What Makes a Great Team Captain

Tommy Spaulding

25 April 2017

I write this blog at 5:36 a.m. in a freezing cold ice rink. My nine-year-old son, Tate, gets up four days a week, before school, to practice his passion — ice hockey. Passion is not the word. Obsession more fits the description. He's been playing since he was three. Tate can skate more comfortably than he can walk. He often asks Jill and I, at bedtime, to read him all of Wayne Gretzky's (the greatest hockey player of all time) NHL hockey records. And every time Tate says, "Now I know all the records I'm going to break." Our dog is even named Gretzky. The kid sleeps with his hockey stick! 

A few months ago, Tate asked me on the morning drive to practice, "Daddy, what does it take to become a Captain?"

My brain half-awake, I replied, "Many people think the Captain is the most talented player on the team. That is not always the case. The Captain has the biggest heart on the team. And not just a heart for the game. But a heart for others. Being a Captain, Tate, is making sure your weakest teammate becomes the strongest." 

"I want to be a Captain one-day, Daddy!" 

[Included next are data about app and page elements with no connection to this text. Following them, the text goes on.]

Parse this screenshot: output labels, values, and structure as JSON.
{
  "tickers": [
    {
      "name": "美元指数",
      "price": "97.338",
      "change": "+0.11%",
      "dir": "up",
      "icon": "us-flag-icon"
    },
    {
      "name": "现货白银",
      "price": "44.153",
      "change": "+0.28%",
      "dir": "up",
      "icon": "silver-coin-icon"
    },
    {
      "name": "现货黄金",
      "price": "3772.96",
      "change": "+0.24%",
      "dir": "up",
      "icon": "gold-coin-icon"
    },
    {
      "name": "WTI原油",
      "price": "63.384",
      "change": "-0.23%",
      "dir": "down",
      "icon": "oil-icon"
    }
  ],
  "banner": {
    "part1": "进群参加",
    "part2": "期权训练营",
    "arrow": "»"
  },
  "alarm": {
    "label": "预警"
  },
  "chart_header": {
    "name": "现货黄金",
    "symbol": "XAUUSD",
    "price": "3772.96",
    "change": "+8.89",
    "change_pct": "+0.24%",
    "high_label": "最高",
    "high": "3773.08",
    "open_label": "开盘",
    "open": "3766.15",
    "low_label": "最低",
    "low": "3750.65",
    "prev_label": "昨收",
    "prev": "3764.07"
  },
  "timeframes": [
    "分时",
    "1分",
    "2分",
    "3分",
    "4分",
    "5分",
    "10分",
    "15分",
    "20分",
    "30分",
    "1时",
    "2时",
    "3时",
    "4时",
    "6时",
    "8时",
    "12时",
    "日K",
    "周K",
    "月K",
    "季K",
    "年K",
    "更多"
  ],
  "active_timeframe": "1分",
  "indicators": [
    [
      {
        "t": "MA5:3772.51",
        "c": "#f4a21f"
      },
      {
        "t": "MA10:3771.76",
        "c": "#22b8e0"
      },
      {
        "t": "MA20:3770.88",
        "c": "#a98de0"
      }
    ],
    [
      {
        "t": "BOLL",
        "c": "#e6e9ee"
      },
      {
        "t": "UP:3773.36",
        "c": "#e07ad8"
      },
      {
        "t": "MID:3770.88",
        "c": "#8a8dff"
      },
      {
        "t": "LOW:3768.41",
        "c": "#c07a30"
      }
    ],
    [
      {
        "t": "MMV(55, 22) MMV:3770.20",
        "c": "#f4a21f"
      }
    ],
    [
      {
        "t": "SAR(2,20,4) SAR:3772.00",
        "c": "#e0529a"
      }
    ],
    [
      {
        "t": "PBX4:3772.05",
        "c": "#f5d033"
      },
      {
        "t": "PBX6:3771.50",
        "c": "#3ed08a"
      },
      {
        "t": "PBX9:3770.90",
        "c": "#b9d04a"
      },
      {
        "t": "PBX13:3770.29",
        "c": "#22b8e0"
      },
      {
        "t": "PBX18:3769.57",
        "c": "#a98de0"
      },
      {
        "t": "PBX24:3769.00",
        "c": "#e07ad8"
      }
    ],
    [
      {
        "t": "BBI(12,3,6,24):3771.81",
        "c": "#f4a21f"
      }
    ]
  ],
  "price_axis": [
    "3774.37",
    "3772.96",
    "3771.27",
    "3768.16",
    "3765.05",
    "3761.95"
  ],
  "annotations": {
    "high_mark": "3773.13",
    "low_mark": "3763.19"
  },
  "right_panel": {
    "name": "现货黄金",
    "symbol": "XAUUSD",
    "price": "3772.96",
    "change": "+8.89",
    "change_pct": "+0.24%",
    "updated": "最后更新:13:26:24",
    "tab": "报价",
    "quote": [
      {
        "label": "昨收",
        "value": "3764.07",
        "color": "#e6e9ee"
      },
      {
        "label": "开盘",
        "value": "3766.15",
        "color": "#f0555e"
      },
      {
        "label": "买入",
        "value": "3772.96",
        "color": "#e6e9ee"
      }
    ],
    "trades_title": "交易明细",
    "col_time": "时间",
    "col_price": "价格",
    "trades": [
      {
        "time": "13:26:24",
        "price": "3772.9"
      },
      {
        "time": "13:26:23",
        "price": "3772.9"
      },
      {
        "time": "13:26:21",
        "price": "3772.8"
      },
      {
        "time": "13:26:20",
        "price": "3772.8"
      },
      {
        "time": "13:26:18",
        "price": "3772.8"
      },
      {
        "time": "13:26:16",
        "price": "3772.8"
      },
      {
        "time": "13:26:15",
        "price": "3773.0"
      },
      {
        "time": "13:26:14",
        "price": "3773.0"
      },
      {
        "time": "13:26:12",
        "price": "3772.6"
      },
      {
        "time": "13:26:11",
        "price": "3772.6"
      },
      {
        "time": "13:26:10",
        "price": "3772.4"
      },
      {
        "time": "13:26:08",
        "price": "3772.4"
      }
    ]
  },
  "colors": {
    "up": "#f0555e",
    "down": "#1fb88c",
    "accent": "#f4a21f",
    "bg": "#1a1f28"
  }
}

Tate's coach is a Russian guy who was a National Champion back in his home country. He makes old school look old. He is tough. He is demanding. And he has a beautiful gift of pushing and teaching kids beyond their born talent.

There is one kid on Tate's team that struggles. If you had to pick the weakest kid on the team, it would be him. Good kid. Sweet boy. But he clearly does not sleep with his hockey stick. 

Kids can be mean. I think this young man gets teased by a few of his teammates. OK, maybe more than a few. 

Two weeks ago, Christian's mother came up to me after morning practice and asked if Tate was available on Sunday afternoon. She was planning Christian's birthday party. I told her I think Tate has his first baseball practice and for her to connect in with Jill - the CEO of our family schedule.

That weekend I found out that Christian's mother changed the time of her son's birthday party to accommodate Tate's schedule. I had never heard of such a thing. Who rearranges the timing of a birthday party for one kid?

The following week this mom came up to me after practice. She had tears in her eyes. And then she told me something that I will never forget. "We invited a few of Christian's hockey teammates to attend his birthday party, but Tate was the only one who came. You have no idea how your son makes my son feel. Tate is always building him up. What a special kid you have."

When Tate and I got in the car, I started to cry. I told him in all his nine short years, I've never been prouder of him. "You are a Captain, son. You are making the weakest kid on the team become the strongest. You just broke one of Wayne Gretzky's records in my book!"

I can't stop thinking about this. I look at my son differently now. At such a young age, he understands love. He understands empathy. He understands compassion. He understands that a captain is a heart-led leader.

It has me thinking about relationships — all the people in our lives that choose to follow us. Are you making the weakest into the strongest? Are you pouring into people, helping them become the best versions of themselves? Are you investing in the lives of others? And most importantly, are you doing this in such a way that one of your teammates or co-workers would change the time of their birthday party so you could attend?


Tommy Spaulding

is the founder and president of Spaulding Companies, a leadership development, speaking, training, and executive coaching firm based in Denver. To learn more about Tommy and The Heart-Led Leader.

Subscribe to our newsletter